Yet for anyone who’s stuck with this franchise from the start (which it to say, for the last three weeks), there’s a suitable payoff in how 1666 ties up the dangling loose ends of the overarching narrative and lays out the true nature of what’s been turning this town into a maniac’s playground for centuries. Until now, the mythology of Fear Street felt like tedious exposition—the mere connective tissue between unsteady stabs (har har) at reviving the Jason/Ghostface school of horror. Here, against all odds, the backstory teased by 1994 and 1978 becomes the true source of interest, in part because Janiak and company find a reasonably pointed way to subvert the expectations set by those movies. It would be unfair to get specific, so let’s just say that there’s a shrewd political dimension to Fear Street’s twists—an understanding of America as a nation where some prosper at the expense of others, building their empires on inheritance and the suffering of those on the other side of the tracks.

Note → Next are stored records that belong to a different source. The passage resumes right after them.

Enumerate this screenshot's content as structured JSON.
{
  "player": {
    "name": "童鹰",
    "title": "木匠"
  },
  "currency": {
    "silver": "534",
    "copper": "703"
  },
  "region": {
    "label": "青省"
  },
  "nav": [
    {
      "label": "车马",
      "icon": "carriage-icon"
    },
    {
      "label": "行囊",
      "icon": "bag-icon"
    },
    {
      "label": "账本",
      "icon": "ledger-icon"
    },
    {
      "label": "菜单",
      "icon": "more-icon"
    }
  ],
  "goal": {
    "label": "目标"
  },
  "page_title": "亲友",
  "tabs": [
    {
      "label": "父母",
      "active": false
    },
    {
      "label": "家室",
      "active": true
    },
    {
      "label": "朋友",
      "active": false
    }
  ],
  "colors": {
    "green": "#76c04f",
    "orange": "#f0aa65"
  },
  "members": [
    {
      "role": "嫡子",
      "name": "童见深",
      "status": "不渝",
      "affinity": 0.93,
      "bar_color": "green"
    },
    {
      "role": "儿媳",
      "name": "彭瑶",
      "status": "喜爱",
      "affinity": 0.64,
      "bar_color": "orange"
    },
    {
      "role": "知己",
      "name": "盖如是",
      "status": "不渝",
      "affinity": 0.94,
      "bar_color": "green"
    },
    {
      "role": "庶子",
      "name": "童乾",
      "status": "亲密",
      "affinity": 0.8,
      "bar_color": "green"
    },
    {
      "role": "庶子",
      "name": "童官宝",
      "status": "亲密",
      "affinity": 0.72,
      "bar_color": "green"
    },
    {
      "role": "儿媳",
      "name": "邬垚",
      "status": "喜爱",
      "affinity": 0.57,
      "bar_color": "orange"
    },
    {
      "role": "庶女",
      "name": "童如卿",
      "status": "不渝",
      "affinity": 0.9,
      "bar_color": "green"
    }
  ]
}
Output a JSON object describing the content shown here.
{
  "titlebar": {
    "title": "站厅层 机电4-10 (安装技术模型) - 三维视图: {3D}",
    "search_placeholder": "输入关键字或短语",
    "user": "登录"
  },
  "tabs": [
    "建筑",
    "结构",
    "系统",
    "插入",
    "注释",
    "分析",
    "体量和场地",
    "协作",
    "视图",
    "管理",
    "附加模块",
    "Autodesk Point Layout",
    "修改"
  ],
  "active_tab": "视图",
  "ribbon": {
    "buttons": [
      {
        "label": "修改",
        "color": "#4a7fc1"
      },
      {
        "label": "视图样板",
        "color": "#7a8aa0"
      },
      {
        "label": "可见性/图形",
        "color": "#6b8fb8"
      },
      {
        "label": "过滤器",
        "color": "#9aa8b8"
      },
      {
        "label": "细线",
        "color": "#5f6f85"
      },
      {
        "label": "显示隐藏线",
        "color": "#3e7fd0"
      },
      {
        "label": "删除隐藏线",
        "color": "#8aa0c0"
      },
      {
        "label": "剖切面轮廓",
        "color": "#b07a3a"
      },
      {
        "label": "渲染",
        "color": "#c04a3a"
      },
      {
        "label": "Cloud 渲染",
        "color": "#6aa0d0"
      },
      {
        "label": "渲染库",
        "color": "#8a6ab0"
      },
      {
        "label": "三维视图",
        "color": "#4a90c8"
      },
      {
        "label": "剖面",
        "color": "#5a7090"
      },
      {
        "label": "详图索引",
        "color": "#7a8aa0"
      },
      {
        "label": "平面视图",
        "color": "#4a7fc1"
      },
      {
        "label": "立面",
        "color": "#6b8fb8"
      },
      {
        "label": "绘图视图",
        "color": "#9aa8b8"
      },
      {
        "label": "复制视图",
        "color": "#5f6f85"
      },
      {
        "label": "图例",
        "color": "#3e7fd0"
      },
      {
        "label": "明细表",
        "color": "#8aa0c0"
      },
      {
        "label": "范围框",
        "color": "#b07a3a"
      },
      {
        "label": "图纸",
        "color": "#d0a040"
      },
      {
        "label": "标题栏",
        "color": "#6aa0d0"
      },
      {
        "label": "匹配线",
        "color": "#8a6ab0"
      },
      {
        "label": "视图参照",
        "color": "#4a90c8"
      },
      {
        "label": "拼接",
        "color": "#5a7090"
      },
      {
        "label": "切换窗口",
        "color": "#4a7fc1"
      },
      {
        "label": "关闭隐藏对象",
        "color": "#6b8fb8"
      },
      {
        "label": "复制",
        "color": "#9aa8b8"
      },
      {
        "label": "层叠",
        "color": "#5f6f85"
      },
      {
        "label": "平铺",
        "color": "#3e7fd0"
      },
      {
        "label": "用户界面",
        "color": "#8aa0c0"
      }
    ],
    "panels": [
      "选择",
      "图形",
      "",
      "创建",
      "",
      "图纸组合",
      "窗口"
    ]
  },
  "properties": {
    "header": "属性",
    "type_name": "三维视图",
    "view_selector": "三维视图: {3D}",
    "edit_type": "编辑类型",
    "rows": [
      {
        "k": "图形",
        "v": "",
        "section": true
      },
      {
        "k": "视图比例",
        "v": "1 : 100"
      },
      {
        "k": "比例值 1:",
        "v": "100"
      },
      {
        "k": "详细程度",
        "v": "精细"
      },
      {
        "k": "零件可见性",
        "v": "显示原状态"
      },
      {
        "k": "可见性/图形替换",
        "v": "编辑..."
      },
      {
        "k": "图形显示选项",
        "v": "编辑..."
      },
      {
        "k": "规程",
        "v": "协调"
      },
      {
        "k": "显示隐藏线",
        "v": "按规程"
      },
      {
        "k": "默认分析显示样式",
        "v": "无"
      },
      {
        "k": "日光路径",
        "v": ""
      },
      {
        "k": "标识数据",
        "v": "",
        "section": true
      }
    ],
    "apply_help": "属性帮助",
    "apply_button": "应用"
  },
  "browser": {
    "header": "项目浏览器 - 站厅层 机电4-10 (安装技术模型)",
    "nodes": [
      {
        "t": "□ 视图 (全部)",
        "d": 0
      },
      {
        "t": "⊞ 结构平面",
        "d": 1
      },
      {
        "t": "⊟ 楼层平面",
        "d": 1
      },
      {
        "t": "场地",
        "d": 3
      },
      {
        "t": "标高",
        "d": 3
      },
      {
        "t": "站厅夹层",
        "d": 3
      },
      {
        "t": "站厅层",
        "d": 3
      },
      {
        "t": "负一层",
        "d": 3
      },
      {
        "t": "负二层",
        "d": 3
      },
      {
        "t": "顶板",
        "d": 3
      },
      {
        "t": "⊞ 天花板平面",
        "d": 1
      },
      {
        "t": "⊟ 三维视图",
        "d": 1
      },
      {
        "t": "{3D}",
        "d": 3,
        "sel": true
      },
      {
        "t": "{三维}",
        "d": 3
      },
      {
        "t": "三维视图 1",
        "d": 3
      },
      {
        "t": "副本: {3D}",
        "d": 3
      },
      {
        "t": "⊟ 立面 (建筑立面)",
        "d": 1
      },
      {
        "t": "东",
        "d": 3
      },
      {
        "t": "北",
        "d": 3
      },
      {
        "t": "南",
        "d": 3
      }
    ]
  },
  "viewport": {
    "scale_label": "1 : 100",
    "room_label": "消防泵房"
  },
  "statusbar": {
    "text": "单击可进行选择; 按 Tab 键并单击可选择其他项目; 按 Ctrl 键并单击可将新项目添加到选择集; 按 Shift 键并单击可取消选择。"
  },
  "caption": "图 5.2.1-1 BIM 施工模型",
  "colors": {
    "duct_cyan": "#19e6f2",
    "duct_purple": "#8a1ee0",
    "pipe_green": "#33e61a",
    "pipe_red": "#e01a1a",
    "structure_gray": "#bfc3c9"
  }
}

Eventually, 1666 comes full circle, returning to the ’90s (and to the shopping-mall setting of the saga’s opening sequence) for a destroy-all-slashers finale, bathed in giallo-rave lighting and set to a couple more painfully obvious needle drops. It’s an entertaining climax that leans into the appeal and the limitations of this three-part nostalgia trip. Watching the final chapter, it’s hard to believe that the Fear Street movies were originally conceived with a traditional theatrical release strategy in mind; everything about them, from their “to be continued…” cliffhanger structure to their slickly televisual aesthetic, suggests something designed for episodic consumption—basically a streaming series, in other words. To that end, 1666 offers about the best you could expect from it: a modestly rewarding resolution, like a finale that makes you glad you finished up the season but not convinced you’ll tune in for the next one.